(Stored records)
------------------------------------------------------------

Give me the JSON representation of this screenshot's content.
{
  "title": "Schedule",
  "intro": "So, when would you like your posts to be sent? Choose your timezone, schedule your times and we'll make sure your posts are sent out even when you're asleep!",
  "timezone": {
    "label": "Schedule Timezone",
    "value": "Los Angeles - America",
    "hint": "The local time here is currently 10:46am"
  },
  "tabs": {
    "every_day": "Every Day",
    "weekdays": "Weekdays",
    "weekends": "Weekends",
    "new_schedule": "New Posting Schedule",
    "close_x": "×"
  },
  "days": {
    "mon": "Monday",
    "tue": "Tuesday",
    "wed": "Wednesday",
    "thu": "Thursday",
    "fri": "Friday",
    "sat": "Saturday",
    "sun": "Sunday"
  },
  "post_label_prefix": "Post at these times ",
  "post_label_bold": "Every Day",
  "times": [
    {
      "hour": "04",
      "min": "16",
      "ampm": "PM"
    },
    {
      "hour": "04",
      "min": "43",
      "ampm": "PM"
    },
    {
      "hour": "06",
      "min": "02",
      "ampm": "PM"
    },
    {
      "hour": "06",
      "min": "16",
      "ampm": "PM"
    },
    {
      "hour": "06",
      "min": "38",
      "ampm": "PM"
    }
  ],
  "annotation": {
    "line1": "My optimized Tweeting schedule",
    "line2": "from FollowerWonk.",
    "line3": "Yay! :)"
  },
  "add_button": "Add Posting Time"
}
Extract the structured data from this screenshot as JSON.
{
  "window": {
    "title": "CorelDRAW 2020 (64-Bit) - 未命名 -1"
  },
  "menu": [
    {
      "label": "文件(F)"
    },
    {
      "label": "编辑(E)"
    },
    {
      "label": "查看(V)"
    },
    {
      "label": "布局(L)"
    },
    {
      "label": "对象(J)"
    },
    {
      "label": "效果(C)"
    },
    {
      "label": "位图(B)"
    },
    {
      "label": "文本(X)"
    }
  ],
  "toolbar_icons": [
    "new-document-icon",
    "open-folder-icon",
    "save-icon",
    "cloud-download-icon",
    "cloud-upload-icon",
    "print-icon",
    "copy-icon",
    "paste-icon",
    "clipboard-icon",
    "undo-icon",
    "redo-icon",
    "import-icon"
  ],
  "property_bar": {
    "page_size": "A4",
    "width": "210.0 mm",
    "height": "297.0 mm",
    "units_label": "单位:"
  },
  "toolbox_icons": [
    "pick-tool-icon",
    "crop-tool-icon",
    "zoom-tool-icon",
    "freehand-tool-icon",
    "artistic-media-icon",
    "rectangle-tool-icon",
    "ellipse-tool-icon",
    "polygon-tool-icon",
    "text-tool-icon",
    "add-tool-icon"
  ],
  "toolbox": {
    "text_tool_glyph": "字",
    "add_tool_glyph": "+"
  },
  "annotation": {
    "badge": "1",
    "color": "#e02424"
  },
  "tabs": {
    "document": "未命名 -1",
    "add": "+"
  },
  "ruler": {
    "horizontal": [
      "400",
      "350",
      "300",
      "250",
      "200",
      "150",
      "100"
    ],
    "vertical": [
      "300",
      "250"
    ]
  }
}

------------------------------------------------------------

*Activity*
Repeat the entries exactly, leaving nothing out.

*Solution to this problem*
Give me the JSON representation of this screenshot's content.
{
  "title": "Schedule",
  "intro": "So, when would you like your posts to be sent? Choose your timezone, schedule your times and we'll make sure your posts are sent out even when you're asleep!",
  "timezone": {
    "label": "Schedule Timezone",
    "value": "Los Angeles - America",
    "hint": "The local time here is currently 10:46am"
  },
  "tabs": {
    "every_day": "Every Day",
    "weekdays": "Weekdays",
    "weekends": "Weekends",
    "new_schedule": "New Posting Schedule",
    "close_x": "×"
  },
  "days": {
    "mon": "Monday",
    "tue": "Tuesday",
    "wed": "Wednesday",
    "thu": "Thursday",
    "fri": "Friday",
    "sat": "Saturday",
    "sun": "Sunday"
  },
  "post_label_prefix": "Post at these times ",
  "post_label_bold": "Every Day",
  "times": [
    {
      "hour": "04",
      "min": "16",
      "ampm": "PM"
    },
    {
      "hour": "04",
      "min": "43",
      "ampm": "PM"
    },
    {
      "hour": "06",
      "min": "02",
      "ampm": "PM"
    },
    {
      "hour": "06",
      "min": "16",
      "ampm": "PM"
    },
    {
      "hour": "06",
      "min": "38",
      "ampm": "PM"
    }
  ],
  "annotation": {
    "line1": "My optimized Tweeting schedule",
    "line2": "from FollowerWonk.",
    "line3": "Yay! :)"
  },
  "add_button": "Add Posting Time"
}
Extract the structured data from this screenshot as JSON.
{
  "window": {
    "title": "CorelDRAW 2020 (64-Bit) - 未命名 -1"
  },
  "menu": [
    {
      "label": "文件(F)"
    },
    {
      "label": "编辑(E)"
    },
    {
      "label": "查看(V)"
    },
    {
      "label": "布局(L)"
    },
    {
      "label": "对象(J)"
    },
    {
      "label": "效果(C)"
    },
    {
      "label": "位图(B)"
    },
    {
      "label": "文本(X)"
    }
  ],
  "toolbar_icons": [
    "new-document-icon",
    "open-folder-icon",
    "save-icon",
    "cloud-download-icon",
    "cloud-upload-icon",
    "print-icon",
    "copy-icon",
    "paste-icon",
    "clipboard-icon",
    "undo-icon",
    "redo-icon",
    "import-icon"
  ],
  "property_bar": {
    "page_size": "A4",
    "width": "210.0 mm",
    "height": "297.0 mm",
    "units_label": "单位:"
  },
  "toolbox_icons": [
    "pick-tool-icon",
    "crop-tool-icon",
    "zoom-tool-icon",
    "freehand-tool-icon",
    "artistic-media-icon",
    "rectangle-tool-icon",
    "ellipse-tool-icon",
    "polygon-tool-icon",
    "text-tool-icon",
    "add-tool-icon"
  ],
  "toolbox": {
    "text_tool_glyph": "字",
    "add_tool_glyph": "+"
  },
  "annotation": {
    "badge": "1",
    "color": "#e02424"
  },
  "tabs": {
    "document": "未命名 -1",
    "add": "+"
  },
  "ruler": {
    "horizontal": [
      "400",
      "350",
      "300",
      "250",
      "200",
      "150",
      "100"
    ],
    "vertical": [
      "300",
      "250"
    ]
  }
}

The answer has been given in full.